• **Dataset rows for apps and sites**
BEGIN
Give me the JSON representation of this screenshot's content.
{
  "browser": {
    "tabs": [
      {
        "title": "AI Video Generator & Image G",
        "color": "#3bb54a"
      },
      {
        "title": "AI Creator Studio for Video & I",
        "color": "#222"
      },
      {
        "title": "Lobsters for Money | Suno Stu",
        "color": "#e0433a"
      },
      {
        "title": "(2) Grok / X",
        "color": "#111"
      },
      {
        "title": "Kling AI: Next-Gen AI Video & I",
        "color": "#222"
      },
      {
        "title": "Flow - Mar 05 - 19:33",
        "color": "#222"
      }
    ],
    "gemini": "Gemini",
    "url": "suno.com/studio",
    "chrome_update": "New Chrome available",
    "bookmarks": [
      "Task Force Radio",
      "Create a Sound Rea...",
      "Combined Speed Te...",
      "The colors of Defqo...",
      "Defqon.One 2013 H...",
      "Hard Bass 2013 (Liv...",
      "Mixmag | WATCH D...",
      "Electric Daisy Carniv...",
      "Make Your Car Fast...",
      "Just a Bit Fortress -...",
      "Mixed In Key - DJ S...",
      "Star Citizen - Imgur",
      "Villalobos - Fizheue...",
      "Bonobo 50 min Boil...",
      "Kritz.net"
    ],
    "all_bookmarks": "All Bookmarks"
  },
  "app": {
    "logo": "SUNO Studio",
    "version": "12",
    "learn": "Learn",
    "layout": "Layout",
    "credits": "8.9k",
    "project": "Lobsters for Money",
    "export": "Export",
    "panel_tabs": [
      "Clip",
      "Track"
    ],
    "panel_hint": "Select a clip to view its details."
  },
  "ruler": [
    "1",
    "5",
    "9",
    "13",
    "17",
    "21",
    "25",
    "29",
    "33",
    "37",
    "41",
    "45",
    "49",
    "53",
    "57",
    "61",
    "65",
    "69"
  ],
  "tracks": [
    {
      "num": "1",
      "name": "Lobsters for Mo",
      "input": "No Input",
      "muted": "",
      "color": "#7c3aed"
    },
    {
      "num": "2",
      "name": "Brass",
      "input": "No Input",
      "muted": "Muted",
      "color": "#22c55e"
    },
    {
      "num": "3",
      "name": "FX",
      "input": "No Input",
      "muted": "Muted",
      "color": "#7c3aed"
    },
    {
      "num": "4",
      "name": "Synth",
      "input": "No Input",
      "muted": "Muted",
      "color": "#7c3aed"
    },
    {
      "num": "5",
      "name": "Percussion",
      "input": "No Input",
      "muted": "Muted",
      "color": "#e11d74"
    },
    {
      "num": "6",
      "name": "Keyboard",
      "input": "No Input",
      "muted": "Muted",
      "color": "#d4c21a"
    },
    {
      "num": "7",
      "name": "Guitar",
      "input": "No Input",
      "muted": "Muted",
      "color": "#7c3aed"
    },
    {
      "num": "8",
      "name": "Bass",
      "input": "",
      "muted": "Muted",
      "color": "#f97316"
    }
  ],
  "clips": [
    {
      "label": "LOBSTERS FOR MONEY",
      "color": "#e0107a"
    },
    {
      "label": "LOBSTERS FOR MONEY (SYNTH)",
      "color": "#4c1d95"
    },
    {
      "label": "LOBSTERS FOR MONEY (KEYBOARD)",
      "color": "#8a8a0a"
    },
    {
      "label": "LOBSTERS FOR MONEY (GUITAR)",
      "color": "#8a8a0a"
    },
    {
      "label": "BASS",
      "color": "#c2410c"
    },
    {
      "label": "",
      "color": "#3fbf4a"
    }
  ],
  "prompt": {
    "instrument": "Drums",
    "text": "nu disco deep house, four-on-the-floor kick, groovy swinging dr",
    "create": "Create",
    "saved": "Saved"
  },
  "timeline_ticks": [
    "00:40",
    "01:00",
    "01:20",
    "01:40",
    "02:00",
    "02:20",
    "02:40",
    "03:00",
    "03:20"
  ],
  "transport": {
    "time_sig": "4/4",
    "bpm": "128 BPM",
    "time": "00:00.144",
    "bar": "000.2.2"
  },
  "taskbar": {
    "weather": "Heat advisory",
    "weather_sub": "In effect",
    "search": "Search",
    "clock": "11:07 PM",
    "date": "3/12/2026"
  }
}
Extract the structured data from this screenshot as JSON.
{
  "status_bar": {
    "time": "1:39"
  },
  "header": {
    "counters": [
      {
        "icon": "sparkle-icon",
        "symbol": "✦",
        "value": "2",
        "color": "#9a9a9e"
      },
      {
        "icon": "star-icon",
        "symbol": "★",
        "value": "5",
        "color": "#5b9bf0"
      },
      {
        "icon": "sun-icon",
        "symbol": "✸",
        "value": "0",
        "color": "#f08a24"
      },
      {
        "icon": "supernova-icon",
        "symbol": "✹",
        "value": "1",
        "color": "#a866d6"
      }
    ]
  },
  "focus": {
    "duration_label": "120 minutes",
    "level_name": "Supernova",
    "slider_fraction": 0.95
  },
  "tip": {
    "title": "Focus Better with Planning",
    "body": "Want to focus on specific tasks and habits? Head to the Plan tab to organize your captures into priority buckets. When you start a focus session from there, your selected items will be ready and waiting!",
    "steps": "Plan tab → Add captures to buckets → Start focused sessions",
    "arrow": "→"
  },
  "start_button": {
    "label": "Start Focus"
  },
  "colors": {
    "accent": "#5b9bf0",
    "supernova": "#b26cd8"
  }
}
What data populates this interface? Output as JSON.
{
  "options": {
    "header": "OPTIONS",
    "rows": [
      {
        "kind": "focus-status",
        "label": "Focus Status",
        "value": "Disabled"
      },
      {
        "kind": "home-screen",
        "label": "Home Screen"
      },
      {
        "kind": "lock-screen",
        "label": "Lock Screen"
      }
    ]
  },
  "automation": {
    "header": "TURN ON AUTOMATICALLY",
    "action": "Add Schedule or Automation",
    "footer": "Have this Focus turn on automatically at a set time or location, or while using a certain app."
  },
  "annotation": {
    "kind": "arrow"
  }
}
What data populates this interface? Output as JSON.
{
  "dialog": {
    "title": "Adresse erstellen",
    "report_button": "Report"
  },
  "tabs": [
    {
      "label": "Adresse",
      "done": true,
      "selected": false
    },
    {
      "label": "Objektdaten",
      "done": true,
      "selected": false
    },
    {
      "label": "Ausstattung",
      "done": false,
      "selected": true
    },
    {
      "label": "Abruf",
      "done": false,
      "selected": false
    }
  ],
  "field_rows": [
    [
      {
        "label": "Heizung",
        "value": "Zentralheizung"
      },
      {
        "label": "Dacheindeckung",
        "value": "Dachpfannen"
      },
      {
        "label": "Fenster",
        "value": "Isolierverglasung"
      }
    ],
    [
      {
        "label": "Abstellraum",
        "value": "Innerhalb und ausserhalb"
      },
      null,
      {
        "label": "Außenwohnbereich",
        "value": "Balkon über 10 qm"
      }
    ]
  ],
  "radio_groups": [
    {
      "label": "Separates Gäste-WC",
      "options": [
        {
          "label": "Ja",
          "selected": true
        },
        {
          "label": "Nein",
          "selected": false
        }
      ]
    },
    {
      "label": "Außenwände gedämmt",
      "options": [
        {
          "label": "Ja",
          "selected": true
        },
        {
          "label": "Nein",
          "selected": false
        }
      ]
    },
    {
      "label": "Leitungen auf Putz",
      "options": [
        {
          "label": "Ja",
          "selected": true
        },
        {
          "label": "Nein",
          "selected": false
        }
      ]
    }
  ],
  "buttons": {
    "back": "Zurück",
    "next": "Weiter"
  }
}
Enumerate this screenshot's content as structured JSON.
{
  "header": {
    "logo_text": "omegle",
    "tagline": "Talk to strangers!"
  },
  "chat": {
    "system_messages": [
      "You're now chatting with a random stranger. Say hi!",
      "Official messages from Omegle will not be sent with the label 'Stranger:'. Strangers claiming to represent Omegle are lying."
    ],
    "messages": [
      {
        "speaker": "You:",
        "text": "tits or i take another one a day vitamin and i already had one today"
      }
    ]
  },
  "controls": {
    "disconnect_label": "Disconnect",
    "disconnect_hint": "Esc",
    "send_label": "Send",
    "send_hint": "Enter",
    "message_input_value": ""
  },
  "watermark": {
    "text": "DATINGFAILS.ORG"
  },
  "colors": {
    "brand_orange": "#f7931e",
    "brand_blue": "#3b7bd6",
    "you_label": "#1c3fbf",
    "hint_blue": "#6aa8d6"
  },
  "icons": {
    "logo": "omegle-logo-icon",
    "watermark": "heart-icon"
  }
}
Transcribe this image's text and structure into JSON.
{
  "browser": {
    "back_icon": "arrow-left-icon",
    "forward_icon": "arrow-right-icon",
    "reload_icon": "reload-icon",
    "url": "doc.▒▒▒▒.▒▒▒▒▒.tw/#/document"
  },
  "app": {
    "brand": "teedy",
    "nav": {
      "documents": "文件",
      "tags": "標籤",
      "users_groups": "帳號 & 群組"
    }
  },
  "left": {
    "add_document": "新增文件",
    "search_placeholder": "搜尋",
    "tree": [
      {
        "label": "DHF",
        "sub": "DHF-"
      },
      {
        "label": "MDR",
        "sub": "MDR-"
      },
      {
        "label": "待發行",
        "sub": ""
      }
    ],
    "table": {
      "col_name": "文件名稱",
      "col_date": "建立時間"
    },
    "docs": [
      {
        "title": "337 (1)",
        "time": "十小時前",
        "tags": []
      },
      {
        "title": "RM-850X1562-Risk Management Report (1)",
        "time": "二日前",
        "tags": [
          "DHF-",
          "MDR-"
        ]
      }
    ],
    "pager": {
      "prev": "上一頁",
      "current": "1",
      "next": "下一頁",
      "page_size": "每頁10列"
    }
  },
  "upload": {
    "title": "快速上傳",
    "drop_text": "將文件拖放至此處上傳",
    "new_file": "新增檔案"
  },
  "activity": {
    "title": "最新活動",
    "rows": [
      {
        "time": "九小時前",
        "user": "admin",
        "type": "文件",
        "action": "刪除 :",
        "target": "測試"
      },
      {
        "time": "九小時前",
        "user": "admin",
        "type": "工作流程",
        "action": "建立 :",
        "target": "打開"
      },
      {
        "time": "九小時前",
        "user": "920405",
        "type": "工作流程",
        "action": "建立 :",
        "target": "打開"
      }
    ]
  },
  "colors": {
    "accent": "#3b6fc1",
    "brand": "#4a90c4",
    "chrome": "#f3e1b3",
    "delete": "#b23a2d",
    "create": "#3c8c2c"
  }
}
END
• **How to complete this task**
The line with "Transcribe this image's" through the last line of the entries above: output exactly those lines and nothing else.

• **Reply**
Transcribe this image's text and structure into JSON.
{
  "browser": {
    "back_icon": "arrow-left-icon",
    "forward_icon": "arrow-right-icon",
    "reload_icon": "reload-icon",
    "url": "doc.▒▒▒▒.▒▒▒▒▒.tw/#/document"
  },
  "app": {
    "brand": "teedy",
    "nav": {
      "documents": "文件",
      "tags": "標籤",
      "users_groups": "帳號 & 群組"
    }
  },
  "left": {
    "add_document": "新增文件",
    "search_placeholder": "搜尋",
    "tree": [
      {
        "label": "DHF",
        "sub": "DHF-"
      },
      {
        "label": "MDR",
        "sub": "MDR-"
      },
      {
        "label": "待發行",
        "sub": ""
      }
    ],
    "table": {
      "col_name": "文件名稱",
      "col_date": "建立時間"
    },
    "docs": [
      {
        "title": "337 (1)",
        "time": "十小時前",
        "tags": []
      },
      {
        "title": "RM-850X1562-Risk Management Report (1)",
        "time": "二日前",
        "tags": [
          "DHF-",
          "MDR-"
        ]
      }
    ],
    "pager": {
      "prev": "上一頁",
      "current": "1",
      "next": "下一頁",
      "page_size": "每頁10列"
    }
  },
  "upload": {
    "title": "快速上傳",
    "drop_text": "將文件拖放至此處上傳",
    "new_file": "新增檔案"
  },
  "activity": {
    "title": "最新活動",
    "rows": [
      {
        "time": "九小時前",
        "user": "admin",
        "type": "文件",
        "action": "刪除 :",
        "target": "測試"
      },
      {
        "time": "九小時前",
        "user": "admin",
        "type": "工作流程",
        "action": "建立 :",
        "target": "打開"
      },
      {
        "time": "九小時前",
        "user": "920405",
        "type": "工作流程",
        "action": "建立 :",
        "target": "打開"
      }
    ]
  },
  "colors": {
    "accent": "#3b6fc1",
    "brand": "#4a90c4",
    "chrome": "#f3e1b3",
    "delete": "#b23a2d",
    "create": "#3c8c2c"
  }
}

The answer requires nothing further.